**Requirement**
From the material below, list every line containing "pages".

**Material shown**

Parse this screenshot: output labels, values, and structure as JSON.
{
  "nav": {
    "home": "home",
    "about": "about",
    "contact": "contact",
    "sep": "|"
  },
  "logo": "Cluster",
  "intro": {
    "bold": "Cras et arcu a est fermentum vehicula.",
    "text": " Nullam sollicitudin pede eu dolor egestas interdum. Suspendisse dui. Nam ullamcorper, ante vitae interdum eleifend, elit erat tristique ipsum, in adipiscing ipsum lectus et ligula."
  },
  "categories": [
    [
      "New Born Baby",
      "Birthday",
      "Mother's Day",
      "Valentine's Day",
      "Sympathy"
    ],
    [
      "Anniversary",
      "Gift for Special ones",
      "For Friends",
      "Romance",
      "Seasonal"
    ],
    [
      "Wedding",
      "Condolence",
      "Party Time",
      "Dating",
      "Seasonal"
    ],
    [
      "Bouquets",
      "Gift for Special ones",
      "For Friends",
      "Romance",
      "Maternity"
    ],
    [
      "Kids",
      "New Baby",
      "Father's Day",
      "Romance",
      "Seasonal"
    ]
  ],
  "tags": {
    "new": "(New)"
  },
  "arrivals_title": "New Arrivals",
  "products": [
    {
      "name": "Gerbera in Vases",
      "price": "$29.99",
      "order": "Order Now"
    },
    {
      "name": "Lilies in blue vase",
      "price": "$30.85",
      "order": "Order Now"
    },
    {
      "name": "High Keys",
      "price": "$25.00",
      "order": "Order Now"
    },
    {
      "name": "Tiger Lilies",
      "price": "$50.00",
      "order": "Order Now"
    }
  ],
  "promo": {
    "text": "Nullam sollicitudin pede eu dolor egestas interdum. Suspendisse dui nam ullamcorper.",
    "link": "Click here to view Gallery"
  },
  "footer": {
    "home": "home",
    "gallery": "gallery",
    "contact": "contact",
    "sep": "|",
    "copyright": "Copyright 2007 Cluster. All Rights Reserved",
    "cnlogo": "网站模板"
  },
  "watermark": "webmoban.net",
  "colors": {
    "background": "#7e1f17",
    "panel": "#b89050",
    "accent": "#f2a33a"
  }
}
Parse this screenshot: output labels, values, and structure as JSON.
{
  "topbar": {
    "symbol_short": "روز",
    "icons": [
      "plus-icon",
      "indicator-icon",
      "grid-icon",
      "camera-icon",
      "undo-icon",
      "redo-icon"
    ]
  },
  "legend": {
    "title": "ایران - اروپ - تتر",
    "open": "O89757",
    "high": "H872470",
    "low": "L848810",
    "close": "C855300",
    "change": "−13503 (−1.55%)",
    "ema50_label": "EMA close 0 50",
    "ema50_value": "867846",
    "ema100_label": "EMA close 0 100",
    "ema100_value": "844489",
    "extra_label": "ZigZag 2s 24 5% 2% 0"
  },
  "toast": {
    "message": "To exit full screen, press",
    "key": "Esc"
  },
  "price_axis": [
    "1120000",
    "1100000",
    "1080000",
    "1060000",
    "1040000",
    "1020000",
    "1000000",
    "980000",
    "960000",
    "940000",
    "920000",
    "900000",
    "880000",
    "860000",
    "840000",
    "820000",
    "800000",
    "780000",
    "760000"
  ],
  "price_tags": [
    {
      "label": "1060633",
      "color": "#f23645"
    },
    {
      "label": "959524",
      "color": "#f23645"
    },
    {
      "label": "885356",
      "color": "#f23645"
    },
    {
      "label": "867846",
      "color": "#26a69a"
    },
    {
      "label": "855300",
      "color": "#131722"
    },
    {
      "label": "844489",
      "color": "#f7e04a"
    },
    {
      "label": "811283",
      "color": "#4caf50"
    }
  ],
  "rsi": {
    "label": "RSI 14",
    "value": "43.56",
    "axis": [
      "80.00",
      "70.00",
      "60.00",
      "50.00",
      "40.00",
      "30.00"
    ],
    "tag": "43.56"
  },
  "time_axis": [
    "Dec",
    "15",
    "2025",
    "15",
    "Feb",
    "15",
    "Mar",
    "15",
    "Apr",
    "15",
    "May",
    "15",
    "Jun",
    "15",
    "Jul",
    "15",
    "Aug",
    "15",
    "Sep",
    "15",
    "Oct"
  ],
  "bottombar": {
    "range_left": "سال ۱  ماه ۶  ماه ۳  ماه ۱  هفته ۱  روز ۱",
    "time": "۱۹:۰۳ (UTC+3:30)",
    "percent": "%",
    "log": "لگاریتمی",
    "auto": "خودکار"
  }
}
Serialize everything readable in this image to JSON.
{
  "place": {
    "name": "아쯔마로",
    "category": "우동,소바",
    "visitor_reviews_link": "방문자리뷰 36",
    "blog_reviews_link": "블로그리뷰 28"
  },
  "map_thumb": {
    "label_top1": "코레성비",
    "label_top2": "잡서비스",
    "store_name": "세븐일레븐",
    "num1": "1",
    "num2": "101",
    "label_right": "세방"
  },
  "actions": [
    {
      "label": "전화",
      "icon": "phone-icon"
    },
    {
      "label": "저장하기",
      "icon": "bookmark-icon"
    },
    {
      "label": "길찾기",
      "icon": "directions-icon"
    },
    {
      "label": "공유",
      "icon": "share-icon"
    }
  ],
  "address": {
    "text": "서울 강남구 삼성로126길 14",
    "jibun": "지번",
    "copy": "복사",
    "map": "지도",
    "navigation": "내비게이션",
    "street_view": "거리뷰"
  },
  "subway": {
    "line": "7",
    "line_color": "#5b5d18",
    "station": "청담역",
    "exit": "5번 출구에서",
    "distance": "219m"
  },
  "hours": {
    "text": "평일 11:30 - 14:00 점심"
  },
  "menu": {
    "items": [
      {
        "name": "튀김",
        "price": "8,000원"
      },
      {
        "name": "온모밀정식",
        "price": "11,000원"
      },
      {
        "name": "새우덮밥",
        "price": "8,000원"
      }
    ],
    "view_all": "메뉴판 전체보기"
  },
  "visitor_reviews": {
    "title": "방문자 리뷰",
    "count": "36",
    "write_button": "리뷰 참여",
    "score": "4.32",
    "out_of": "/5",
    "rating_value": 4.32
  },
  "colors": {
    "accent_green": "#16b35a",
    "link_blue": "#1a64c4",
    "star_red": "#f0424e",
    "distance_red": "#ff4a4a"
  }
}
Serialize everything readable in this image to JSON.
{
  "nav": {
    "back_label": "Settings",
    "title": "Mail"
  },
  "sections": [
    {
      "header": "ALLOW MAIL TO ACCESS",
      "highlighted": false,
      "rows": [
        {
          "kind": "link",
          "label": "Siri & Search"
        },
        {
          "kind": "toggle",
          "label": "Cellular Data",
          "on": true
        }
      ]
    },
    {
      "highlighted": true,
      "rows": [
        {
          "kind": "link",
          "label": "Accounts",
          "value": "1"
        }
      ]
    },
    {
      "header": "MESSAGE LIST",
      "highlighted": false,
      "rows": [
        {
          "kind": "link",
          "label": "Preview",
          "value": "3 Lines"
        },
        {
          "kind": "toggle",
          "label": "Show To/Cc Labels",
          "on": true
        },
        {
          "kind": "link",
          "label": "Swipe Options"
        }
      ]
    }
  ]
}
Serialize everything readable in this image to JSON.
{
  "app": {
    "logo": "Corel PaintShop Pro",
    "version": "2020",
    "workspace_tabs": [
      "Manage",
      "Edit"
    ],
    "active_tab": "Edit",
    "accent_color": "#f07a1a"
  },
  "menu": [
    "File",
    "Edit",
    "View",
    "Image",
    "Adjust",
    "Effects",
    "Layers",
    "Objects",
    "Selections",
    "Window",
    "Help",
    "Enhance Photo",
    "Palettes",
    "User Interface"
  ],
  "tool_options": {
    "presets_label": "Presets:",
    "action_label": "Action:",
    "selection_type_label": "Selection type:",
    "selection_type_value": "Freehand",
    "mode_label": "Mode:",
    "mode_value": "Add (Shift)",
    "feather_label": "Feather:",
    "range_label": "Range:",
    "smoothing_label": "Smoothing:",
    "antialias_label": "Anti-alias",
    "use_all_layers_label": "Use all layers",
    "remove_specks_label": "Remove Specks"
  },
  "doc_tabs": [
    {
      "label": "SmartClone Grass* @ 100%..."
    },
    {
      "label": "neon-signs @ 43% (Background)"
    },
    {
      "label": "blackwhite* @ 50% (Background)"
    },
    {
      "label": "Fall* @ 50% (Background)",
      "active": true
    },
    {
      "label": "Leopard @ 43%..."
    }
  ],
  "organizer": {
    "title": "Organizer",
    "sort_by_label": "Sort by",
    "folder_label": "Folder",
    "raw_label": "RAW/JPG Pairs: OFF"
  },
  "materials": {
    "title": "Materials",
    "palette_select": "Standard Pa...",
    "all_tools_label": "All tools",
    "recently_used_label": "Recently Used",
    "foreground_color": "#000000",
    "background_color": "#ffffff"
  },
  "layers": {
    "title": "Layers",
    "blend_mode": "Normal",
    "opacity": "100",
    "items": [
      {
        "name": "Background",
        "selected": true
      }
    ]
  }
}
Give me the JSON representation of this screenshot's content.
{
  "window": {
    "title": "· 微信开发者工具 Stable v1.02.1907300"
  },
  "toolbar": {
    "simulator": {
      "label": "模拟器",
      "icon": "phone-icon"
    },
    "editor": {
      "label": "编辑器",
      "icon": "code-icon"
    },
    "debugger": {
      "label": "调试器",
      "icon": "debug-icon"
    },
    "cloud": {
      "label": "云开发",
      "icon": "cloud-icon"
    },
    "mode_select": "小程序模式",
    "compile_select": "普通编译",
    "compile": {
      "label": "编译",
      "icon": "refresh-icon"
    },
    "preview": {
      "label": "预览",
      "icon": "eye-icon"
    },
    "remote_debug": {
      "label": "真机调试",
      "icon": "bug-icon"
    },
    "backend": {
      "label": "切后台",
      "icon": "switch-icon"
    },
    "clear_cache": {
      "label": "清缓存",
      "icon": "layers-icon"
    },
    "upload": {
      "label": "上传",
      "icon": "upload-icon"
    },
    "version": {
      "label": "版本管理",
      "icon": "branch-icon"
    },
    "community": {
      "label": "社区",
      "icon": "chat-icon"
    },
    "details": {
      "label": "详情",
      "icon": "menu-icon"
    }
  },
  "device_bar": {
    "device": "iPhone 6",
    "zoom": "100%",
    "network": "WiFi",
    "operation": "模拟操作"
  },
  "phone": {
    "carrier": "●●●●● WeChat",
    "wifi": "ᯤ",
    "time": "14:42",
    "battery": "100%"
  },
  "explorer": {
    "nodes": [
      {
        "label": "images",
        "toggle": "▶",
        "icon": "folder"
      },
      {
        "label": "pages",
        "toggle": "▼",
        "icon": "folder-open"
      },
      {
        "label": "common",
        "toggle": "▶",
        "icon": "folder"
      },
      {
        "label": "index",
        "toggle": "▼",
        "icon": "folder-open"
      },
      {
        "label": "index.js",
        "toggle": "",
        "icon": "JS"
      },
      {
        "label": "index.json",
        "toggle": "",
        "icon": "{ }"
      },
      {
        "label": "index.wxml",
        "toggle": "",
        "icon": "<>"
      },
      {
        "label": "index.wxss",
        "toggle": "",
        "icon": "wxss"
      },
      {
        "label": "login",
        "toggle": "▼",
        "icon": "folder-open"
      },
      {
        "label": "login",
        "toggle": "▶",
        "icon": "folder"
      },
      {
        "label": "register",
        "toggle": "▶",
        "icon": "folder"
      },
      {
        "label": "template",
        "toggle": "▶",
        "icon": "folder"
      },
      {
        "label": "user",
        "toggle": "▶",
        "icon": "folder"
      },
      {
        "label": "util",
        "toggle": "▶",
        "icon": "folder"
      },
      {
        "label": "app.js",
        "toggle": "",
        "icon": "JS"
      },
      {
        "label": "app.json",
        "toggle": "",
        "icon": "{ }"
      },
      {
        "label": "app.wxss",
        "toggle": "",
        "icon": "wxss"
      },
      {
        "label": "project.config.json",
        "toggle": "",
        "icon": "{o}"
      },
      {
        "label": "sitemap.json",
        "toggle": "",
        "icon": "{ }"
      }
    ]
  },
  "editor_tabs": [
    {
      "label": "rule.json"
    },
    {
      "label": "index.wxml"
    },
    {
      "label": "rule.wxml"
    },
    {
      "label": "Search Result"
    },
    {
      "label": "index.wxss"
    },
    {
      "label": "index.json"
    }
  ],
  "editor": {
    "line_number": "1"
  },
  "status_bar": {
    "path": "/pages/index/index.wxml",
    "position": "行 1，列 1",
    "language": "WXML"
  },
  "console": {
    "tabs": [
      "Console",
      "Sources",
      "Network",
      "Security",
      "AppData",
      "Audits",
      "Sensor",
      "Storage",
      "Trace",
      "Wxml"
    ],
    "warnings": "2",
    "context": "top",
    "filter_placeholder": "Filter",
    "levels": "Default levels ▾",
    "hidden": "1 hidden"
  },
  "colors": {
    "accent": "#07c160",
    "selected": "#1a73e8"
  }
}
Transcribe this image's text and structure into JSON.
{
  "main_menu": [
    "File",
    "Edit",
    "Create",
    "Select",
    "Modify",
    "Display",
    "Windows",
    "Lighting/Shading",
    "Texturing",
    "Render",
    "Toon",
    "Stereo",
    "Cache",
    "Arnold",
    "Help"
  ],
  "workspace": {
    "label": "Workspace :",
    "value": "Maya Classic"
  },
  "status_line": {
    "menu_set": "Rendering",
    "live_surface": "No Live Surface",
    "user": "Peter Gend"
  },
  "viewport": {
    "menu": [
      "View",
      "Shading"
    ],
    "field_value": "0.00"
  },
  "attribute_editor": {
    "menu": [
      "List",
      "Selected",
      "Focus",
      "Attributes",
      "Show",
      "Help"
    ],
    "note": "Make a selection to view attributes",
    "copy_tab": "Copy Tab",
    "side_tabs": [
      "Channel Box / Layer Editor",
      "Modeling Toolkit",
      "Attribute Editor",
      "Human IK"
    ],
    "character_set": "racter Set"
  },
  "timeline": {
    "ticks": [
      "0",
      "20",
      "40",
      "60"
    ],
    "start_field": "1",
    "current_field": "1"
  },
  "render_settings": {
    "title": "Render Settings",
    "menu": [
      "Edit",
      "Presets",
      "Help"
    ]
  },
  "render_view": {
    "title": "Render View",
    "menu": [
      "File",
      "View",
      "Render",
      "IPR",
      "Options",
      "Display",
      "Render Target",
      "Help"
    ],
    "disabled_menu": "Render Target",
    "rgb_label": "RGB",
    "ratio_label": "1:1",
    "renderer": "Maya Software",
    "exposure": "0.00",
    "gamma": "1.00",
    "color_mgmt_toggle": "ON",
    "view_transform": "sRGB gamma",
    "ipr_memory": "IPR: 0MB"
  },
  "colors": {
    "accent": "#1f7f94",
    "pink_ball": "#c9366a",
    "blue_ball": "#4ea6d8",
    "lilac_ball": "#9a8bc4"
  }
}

**Your solution**
        "label": "pages",
    "path": "/pages/index/index.wxml",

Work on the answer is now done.